But then she thought about her parents, childhood sweethearts who still adored each other.
She thought about her dad, his indomitable spirit and positive outlook still shining through even debilitating illness.
She thought of that financial statement Adam had produced that proved just how much they needed the money.
And she thought about the fact that she alone could make it happen. That she alone could ensure that her parents had what they needed.
She took a deep breath and held it until her face turned red and her shoulders had floated up as if attached to balloons. Then she exhaled and made sure her shoulders stayed there—straight and strong and determined— a miniature version of Adam Benson's own shoulders.
"I can do this," she told herself. No matter why he wanted her to. "I can do this."
The assistant knocked and called her name again.
Victoria pushed herself away from the counter where her hands had been clutching the edge without her even realizing it. She marched to the door, opened it and held her chin high as she crossed the hall to the judge's chambers where Adam Benson waited for her.
Cold as stone.
Somehow when she looked up at his face and took her place by his side, she couldn't help thinking that this was only the beginning of what he had planned for her….
"I now pronounce you man and wife.

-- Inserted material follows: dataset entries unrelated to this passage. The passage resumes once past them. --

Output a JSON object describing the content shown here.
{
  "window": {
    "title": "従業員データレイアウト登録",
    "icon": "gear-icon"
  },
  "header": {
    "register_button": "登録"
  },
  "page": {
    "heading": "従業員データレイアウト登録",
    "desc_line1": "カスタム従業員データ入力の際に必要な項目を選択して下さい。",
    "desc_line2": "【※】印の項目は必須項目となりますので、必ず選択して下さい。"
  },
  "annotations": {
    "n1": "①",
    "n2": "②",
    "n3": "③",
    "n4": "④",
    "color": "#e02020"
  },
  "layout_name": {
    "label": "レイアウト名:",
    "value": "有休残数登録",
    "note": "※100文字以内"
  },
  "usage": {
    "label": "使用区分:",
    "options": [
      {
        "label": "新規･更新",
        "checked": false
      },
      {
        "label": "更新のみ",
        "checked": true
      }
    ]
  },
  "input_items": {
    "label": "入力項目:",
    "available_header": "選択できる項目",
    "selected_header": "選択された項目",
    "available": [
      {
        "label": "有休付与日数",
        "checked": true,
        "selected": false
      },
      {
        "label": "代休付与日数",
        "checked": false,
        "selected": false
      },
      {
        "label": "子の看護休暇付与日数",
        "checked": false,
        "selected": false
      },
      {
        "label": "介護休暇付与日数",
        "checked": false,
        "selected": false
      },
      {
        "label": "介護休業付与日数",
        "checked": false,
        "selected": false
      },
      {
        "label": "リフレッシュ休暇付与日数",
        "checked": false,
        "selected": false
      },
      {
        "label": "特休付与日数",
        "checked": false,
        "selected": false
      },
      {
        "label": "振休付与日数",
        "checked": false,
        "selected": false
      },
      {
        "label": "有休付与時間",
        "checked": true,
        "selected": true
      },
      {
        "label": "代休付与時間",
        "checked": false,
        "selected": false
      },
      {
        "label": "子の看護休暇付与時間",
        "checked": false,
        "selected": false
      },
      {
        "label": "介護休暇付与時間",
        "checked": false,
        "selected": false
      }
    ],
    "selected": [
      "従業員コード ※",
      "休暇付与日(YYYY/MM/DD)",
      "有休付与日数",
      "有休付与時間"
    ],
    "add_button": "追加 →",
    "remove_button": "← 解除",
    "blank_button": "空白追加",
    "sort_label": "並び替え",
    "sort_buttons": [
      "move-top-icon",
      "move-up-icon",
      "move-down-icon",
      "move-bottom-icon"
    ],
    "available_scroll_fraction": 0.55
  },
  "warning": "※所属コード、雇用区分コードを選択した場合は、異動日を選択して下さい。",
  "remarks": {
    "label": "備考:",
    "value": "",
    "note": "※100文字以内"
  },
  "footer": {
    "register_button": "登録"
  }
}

You may kiss the bride."
The wedding ceremony took fifteen minutes, start to finish. But when it was over Adam didn't kiss Victoria.